Eusebio Chacón (1869-1948) was born in Peñasco, New Mexico Territory, to a prominent family distinguished by long-time public and military service on the New Mexico frontier during Spanish, Mexican, and U.S. rule. He earned a law degree from the University of Notre Dame (1889), served as official translator and interpreter for the U.S. Court of Private Land Claims in Santa Fe (1891-99), and was elected district attorney of Las Animas County, Colorado (c. 1900). Chacón also became involved in the region's burgeoning Spanish-language press at the end of the nineteenth century, a "period of neo-Mexicano cultural ascendancy" (5) as an occasional editor and frequent contributor of essays on New Mexico history and northern nuevomexicano culture. In The Writings of Eusebio Chacón, editors A. Gabriel Meléndez and Francisco A. Lomelí have managed to recover most of these essays, some of which are transcriptions of his famed political oratory, along with Chacón's two novelettes, student writings, poetry, and letters. Chacón's writings capture the eloquent and fervent voice of an eminent Hispanic spokesperson committed to seeking justice and respect for his oft-misunderstood native nuevo-mexicano community. [End Page 414]

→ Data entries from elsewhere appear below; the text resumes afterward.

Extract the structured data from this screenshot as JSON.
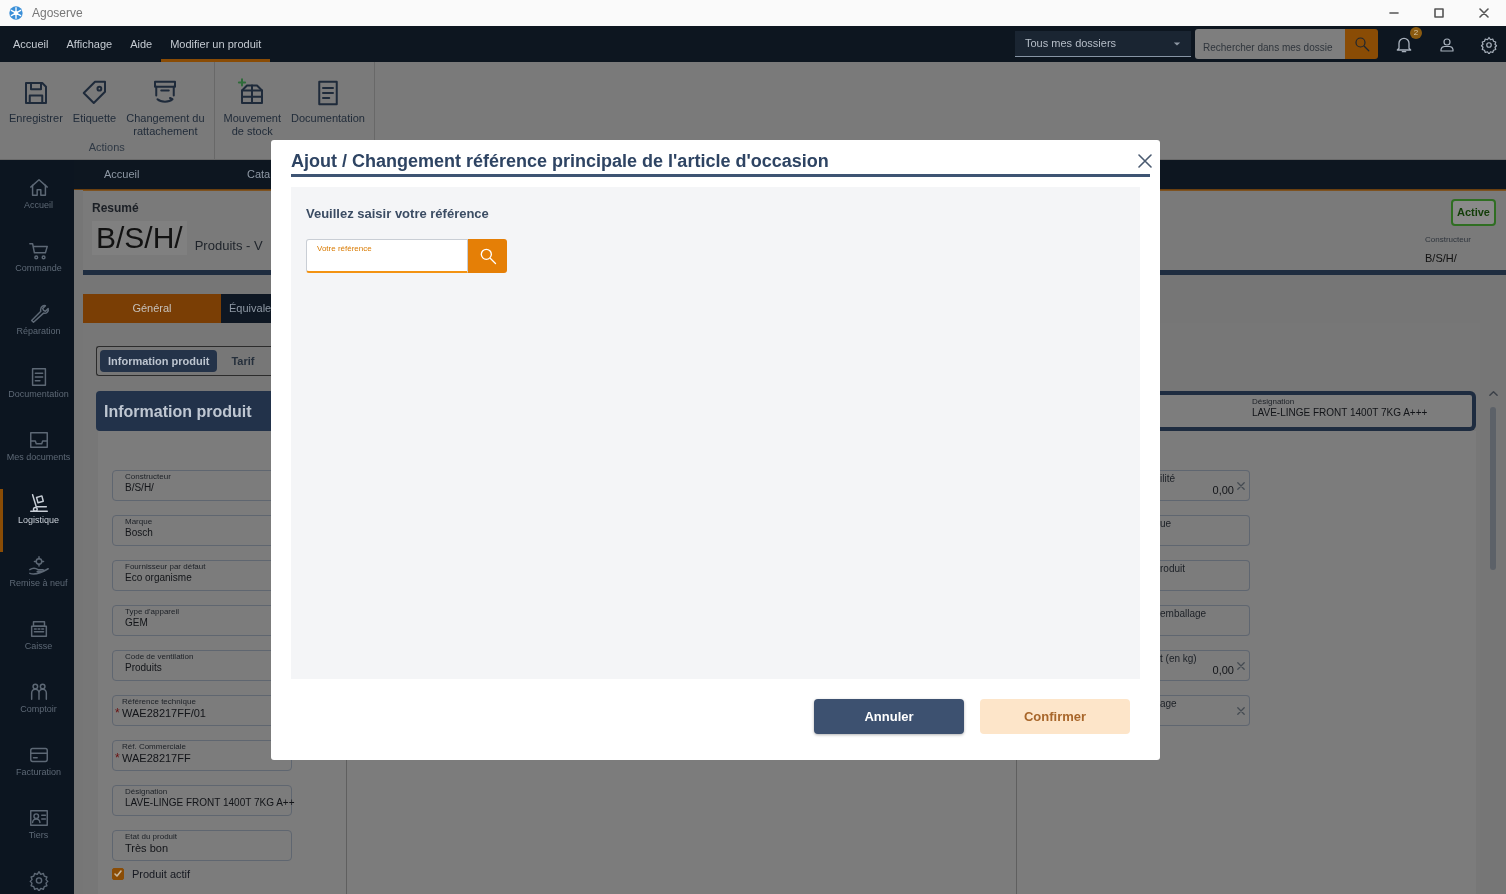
{
  "window": {
    "title": "Agoserve"
  },
  "menu": [
    {
      "label": "Accueil",
      "selected": false
    },
    {
      "label": "Affichage",
      "selected": false
    },
    {
      "label": "Aide",
      "selected": false
    },
    {
      "label": "Modifier un produit",
      "selected": true
    }
  ],
  "folder_select": {
    "value": "Tous mes dossiers"
  },
  "search": {
    "placeholder": "Rechercher dans mes dossie"
  },
  "notifications": {
    "count": "2"
  },
  "ribbon": [
    {
      "label": "Actions",
      "buttons": [
        {
          "label": "Enregistrer"
        },
        {
          "label": "Etiquette"
        },
        {
          "label": "Changement du\nrattachement"
        }
      ]
    },
    {
      "buttons": [
        {
          "label": "Mouvement\nde stock"
        },
        {
          "label": "Documentation"
        }
      ]
    }
  ],
  "sidebar": {
    "items": [
      {
        "label": "Accueil",
        "selected": false
      },
      {
        "label": "Commande",
        "selected": false
      },
      {
        "label": "Réparation",
        "selected": false
      },
      {
        "label": "Documentation",
        "selected": false
      },
      {
        "label": "Mes documents",
        "selected": false
      },
      {
        "label": "Logistique",
        "selected": true
      },
      {
        "label": "Remise à neuf",
        "selected": false
      },
      {
        "label": "Caisse",
        "selected": false
      },
      {
        "label": "Comptoir",
        "selected": false
      },
      {
        "label": "Facturation",
        "selected": false
      },
      {
        "label": "Tiers",
        "selected": false
      },
      {
        "selected": false
      }
    ]
  },
  "breadcrumb": [
    "Accueil",
    "Cata"
  ],
  "summary": {
    "title": "Resumé",
    "code": "B/S/H/",
    "subtitle": "Produits - V",
    "status": "Active",
    "maker_label": "Constructeur",
    "maker": "B/S/H/"
  },
  "tabs": [
    {
      "label": "Général",
      "selected": true
    },
    {
      "label": "Équivale",
      "selected": false
    }
  ],
  "subtabs": [
    {
      "label": "Information produit",
      "selected": true
    },
    {
      "label": "Tarif",
      "selected": false
    }
  ],
  "section_title": "Information produit",
  "designation_header": {
    "label": "Désignation",
    "value": "LAVE-LINGE FRONT 1400T 7KG A+++"
  },
  "left_fields": [
    {
      "label": "Constructeur",
      "value": "B/S/H/",
      "kind": "text"
    },
    {
      "label": "Marque",
      "value": "Bosch",
      "kind": "text"
    },
    {
      "label": "Fournisseur par défaut",
      "value": "Eco organisme",
      "kind": "text"
    },
    {
      "label": "Type d'appareil",
      "value": "GEM",
      "kind": "text"
    },
    {
      "label": "Code de ventilation",
      "value": "Produits",
      "kind": "text"
    },
    {
      "label": "Référence technique",
      "value": "WAE28217FF/01",
      "kind": "copy",
      "required_mark": "*"
    },
    {
      "label": "Réf. Commerciale",
      "value": "WAE28217FF",
      "kind": "copy",
      "required_mark": "*"
    },
    {
      "label": "Désignation",
      "value": "LAVE-LINGE FRONT 1400T 7KG A++",
      "kind": "text"
    },
    {
      "label": "Etat du produit",
      "value": "Très bon",
      "kind": "select"
    }
  ],
  "checkboxes": [
    {
      "label": "Produit actif",
      "checked": true
    }
  ],
  "right_fields": [
    {
      "label": "ilité",
      "value": "0,00",
      "clearable": true
    },
    {
      "label": "ue",
      "clearable": false
    },
    {
      "label": "roduit",
      "clearable": false
    },
    {
      "label": "emballage",
      "clearable": false
    },
    {
      "label": "t (en kg)",
      "value": "0,00",
      "clearable": true
    },
    {
      "label": "age",
      "clearable": true
    }
  ],
  "dialog": {
    "title": "Ajout / Changement référence principale de l'article d'occasion",
    "prompt": "Veuillez saisir votre référence",
    "field": {
      "label": "Votre référence"
    },
    "buttons": [
      {
        "label": "Annuler",
        "kind": "secondary",
        "disabled": false
      },
      {
        "label": "Confirmer",
        "kind": "primary",
        "disabled": true
      }
    ]
  }
}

Following the editors' brief introductions to Chacón's family, career, and contributions to a nuevomexicano literary heritage, Chacón's actual writings are then presented in five parts. Part one, "Chacón's Student Writings: The Notre Dame Scholastic," contains five essays, three of which trace and evaluate the evolution of Mexico's literature from Spanish conquest through the formation of a post-independence national literature. Part two reprints and translates in full Chacón's two novelettes, The Son of the Storm and The Calm After the Storm, both originally published in 1892, and the two texts responsible for establishing Chacón in early U.S. Hispanic literature as New Mexico's first novelist as well as an antecedent of contemporary Chicano/a literature. Part three, "Chacón's Essays," contains twenty essays that address such salient issues as corporate greed, congressional corruption, and statehood. Included in these essays are nine installments of Chacón's history of New Mexico titled "Discovery and Conquest of New Mexico by the Spanish in 1540: Treatises on the history of the Homeland," an ambitious project he believed could only be author(iz)ed by a native New Mexican. Also among the essays of part three is Chacón's "Discurso elocuente," a speech written in 1901 in defense of nuevomexicano culture that inspired a widespread cultural and historical sensibility among native nuevomexicanos (18). Part four, "Chacón's Poetry," consists of five poems, including a poem dedicated to Chaucer, one written from the vantage of a Mexican exile, and one on Saint Teresa of Lisieux discovered posthumously in Chacón's personal bible. Part five is a small appendix containing a sampling of Chacón's personal letters to friends and family, a 1934 interview with Chacón, as well as Chacón's obituary. The collection concludes with a sixth part, a photo appendix consisting primarily of personal images from throughout Chacón's adult life.

Chacón avidly participated in the rediscovery and reissuing of regionally expressive works; for example his serialized reproduction of Gaspar Pérez de Villagrá's Historia de la Nueva México (1610) in the El Progreso, a Spanish-language newspaper he edited in Trinidad, Colorado (18). The Writings of Eusebio Chacón successfully, and impressively, advances Chacón's vision of facilitating an understanding and appreciation of "una literature nacional (a national literature)" (5) rooted in his native New Mexico...